Anyone who has ever hunted for elk knows how challenging, frustrating, physically-demanding and even painful it can be. None the less, elk hunting can be very addictive. One can easily become obsessed to the point he or she is so focused on the hunt they may not realize how far they have gone, what time it is, and not exactly sure where they are. Here we are going to discuss how these and other factors may come together to be detrimental to your survival, and the gear you should have on you at all times to ensure you survive your hunt.

Imagine this scenario; You and your buddy are hunting elk in the Rocky Mountains. You get back to the truck early evening after hiking all day carrying your 30# daypack. Wow! what a relief to finally get that weight off the shoulders!

You are in the truck heading back to camp you spot a small gang of elk with two bulls in the bunch. These elk are traveling, so you have to move quickly to get to a point 100 yards away to get a shot. You have a knife in your pocket or on your belt, and extra shells in your pocket. Oh! Grab the rangefinder, shooting sticks and binoculars. We are only going just there, this is all we need…

You get to the point just in time to watch the last elk disappear into the woods. You notice the trees open up just a few hundred yards in the direction they are headed, and there is a little “spur” ridge extending off the one you are on that looks like a good spot to shoot from. You get there, they are in range, but the trees are too thick to get a clear shot or there is a cow in the way. There is an hour of daylight left, so you keep following, just sure you eventually will get a shot. The next thing you know, you lost the elk, and it is dark. Oops – forgot to bring a light. As a matter of fact, you have no cigarette lighter or fire starter, no water, no food, and you have on a lite hooded sweatshirt.

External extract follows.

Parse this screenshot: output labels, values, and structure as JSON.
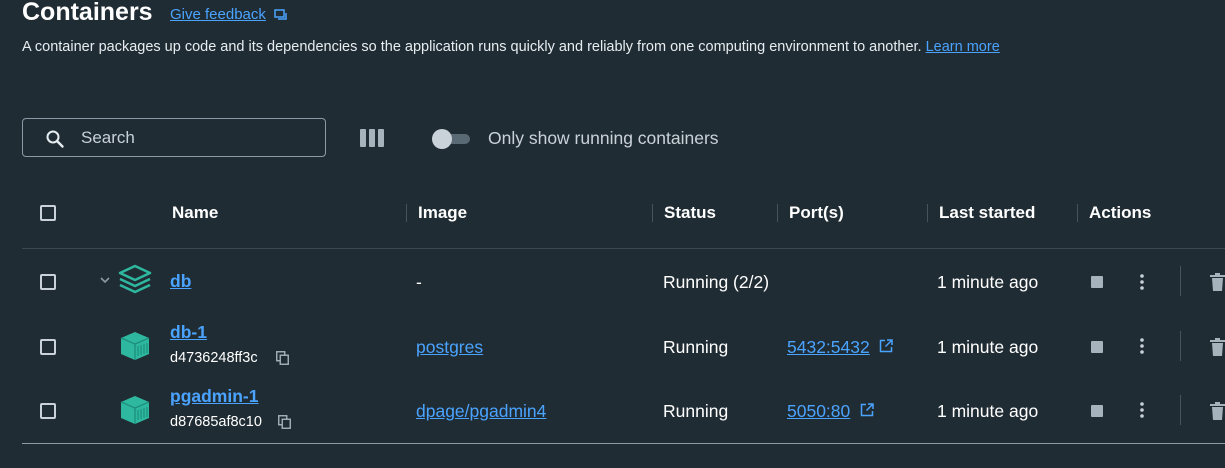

No matter – the truck is this way. You walk and walk, stumbling over sticks and rocks. Now it is fully dark and you finally admit to yourself your not sure where the truck is.

Elk have a way of mesmerizing a hunter, clouding his judgment and leading him astray. Much like the Sirens of sailor lore and the Pied Piper. It's easy to find yourself in this predicament. In this case, the hunters make it through a very long, cold, sleepless night and find their way back to the truck the next morning, no worse for wear. This could easily have been a fatal mistake.

Here is what you can do to ensure you survive your next elk hunt; You must have a small accessory pack of some kind, be it a waist/fanny, small shoulder or backpack. Many “module” type packs feature a small detachable pack. This is an ideal system that makes it easy to ensure you have your basic essentials for overnight survival all in one place. This pack must be small, or you might choose not to bring it. Bring it along no matter how short of distance or length of time you plan to be from the truck or cam – your life may depend on it.

Essential survival gear and supplies this pack should contain:

Cigar or cigarette lighter And a magnesium fire starting tool. Fire starting material or tender is good but optional.

LED Headlamp and an extra set of batteries. It is also a good idea to carry a small flashlight such as a mini-mag in a belt sheath.

A bottle of water and a filtering straw or cartridge.

A 4'x6′, or larger sheet of mid to heavy weight black plastic. This can be used to make a lean-to or shelter from wind, rain, or snow, or used as a “ground” cloth. It also works well to keep pine needles and dirt off the meat while boning out an elk in the field.

A compass and/or GPS. A compass is better suited for this small pack, but if you choose a GPS, be sure to pack at least 2 extra sets of batteries.

A very small pocket-size first aid kit. Some of these will even contain a compass and other tools.

Paracord – 10′ minimum. Paracord has so many uses it is a must.

A couple granola bars or small bags of trail mix are recommended but not absolutely necessary. You can go days without food if you must.

Lastly – a ziplock sandwich bag containing several sheets of paper towels. These will be used for toilet paper, cleaning bloody hands and arms, mediocre fire starting material, and wound dressing. Paper towels will still perform if wet – unlike toilet paper.

Providing you have dressed appropriately and have a knife in your pocket or on your belt as most hunters do, this is all the survival gear one needs to survive in relative comfort for short-term.

There are many elk hunting scenarios that can lead to your demise if you are not prepared for them. If you have a small pack containing this short list of essential survival gear items, you will be much more likely to grab it in your haste to catch up to that bull, and to have it along nearly guarantees you will survive a night or two under most conditions, whether you are forced to spend the night, or simply choose to so as to resume the hunt come daylight.

Pack smart, hunt smart, hunt hard. and above all, have fun and enjoy your precious time in the elk woods worry-free and confident you are prepared for surviving your adventure pursuing the majestic and alluring “Ghost of the Woods”.


Source by Shane Montana